Group of Seven finance chiefs issued a rare rebuke of a member nation, claiming U.S. trade actions could undermine global economic confidence and threaten the effectiveness of the Western alliance.
The statement singled out the Americans, the largest and most important member of the G-7, saying “decisive action” is needed at a leaders summit next week in Quebec. The ministers requested that Treasury Secretary Steven Mnuchin “communicate their unanimous concern and disappointment.”
“The international community is faced with significant economic and security issues, which are best addressed through a united front from G-7 countries,” Canadian Finance Minister Bill Morneau said in a “chair’s summary” of the meeting in Whistler, British Columbia. “Members continue to make progress on behalf of our citizens, but recognize that this collaboration and cooperation has been put at risk by trade actions against other members.”

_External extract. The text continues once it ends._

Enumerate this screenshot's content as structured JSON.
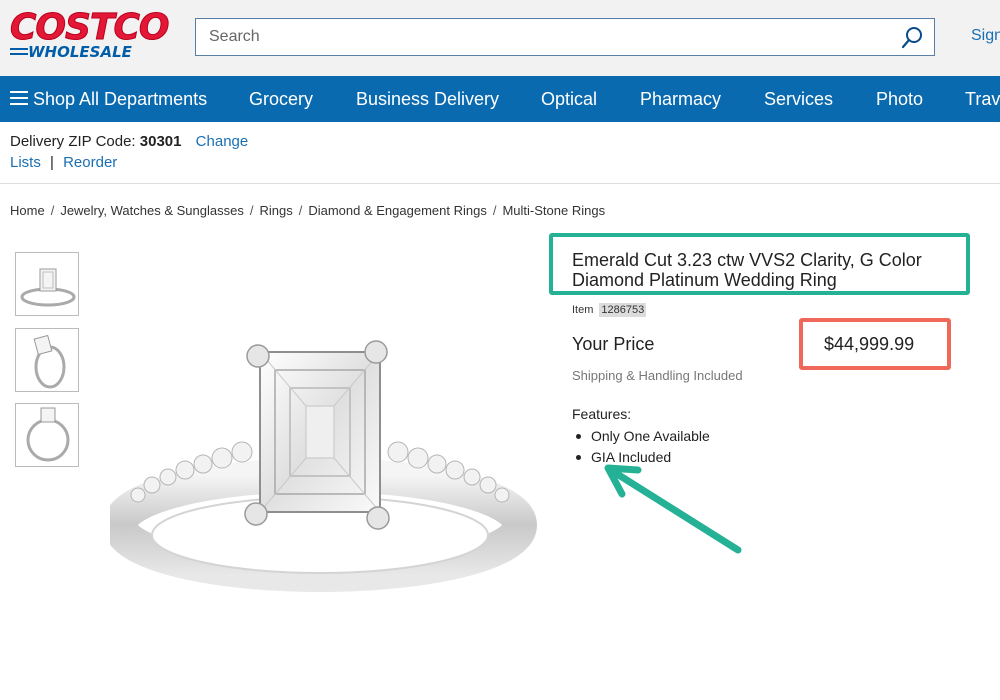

Morneau’s comments came after an acrimonious three days of talks — with Mnuchin on the receiving end of much of the frustration — in which America’s allies protested against President Donald Trump’s decision to impose tariffs on steel and aluminum from the European Union, Canada and Mexico. With the trade dispute triggering one of the biggest crises in the G-7 since the group’s formation in the 1970s, frictions are poised to spill over into next week’s meetings in Charlevoix, Quebec that Trump will attend. The group includes Canada, France, Italy, Germany, the U.K., Japan and the U.S.
“It has been a tense and tough G-7. I would say it has been far more a G-6 plus one than a G-7,” said French Finance Minister Bruno Le Maire. The EU has threatened to retaliate with duties on everything from American motorcycles to bourbon.
Before these week’s trade actions, the European Union and Canada had previously been granted temporary exemptions. Japan had already been subject to the tariffs, which the U.S. said were necessary to protect its national security.
At his closing press conference, Mnuchin said that he’s already conveyed the G-7 message to Trump, who he said “has been very clear in wanting to address trade issues.”
“Our objective is to make sure we have fair and balanced trade,” Mnuchin said in the Canadian ski resort town. “I don’t think in any way the U.S. is abandoning its leadership in the global economy. Quite the contrary, we’ve had a massive effort in tax reform in the United States which has had an incredible impact on the U.S. economy.”
Le Maire opened the door to negotiations over the tariffs, but said the ball is in the U.S. court. “We still have a few days to avoid an escalation. We still have a few days to take the necessary steps to avoid a trade war between the EU and the U.S.,” Le Maire said, adding the EU doesn’t want a trade war.
Mnuchin reiterated that the U.S. will continue to have discussions around possible exemptions to the metal tariffs.
Shortly before the G-7 meeting ended, Trump tweeted that “the United States must, at long last, be treated fairly on trade.”
“If we charge a country ZERO to sell their goods, and they charge us 25, 50 or even 100 percent to sell ours, it is UNFAIR and can no longer be tolerated. That is not Free or Fair Trade, it is Stupid Trade!” the president said, without specifying what tariff rates he was referring to.
The trade disputes hijacked what was supposed to be a feel-good summit that global finance chiefs initially saw as an opportunity to tout the successes of the global economic upswing. The IMF projects the world economy will grow this year and next at its fastest pace since 2011 and Morneau’s statement did give a nod to the expansion.
Ministers “agreed that the global economy has strengthened since they met last year in Bari and that the expansion is set to persist,” said Morneau, while cautioning the trade dispute is introducing unnecessary risks.
“Concerns were expressed that the tariffs imposed by the United States on its friends and allies, on the grounds of national security, undermine open trade and confidence in the global economy,” it said.
Mnuchin faced so much criticism from his counterparts over the new trade levies that Japanese Finance Minister Taro Aso said he almost “felt sorry” for the U.S. finance chief.
“He’s not directly in charge of the metal tariffs, so in that sense it was very tough for him,” Aso told reporters. “I felt sorry for him, but I guess it’s not the sort of issue I should sympathize with.”
Despite the divisions at the meeting, the U.S. remains a backer of the alliance of wealthy nations, Mnuchin said.
“We believe in the G-7,” he said. “These are our most important allies. We’ve had long-standing relationships will all these countries.”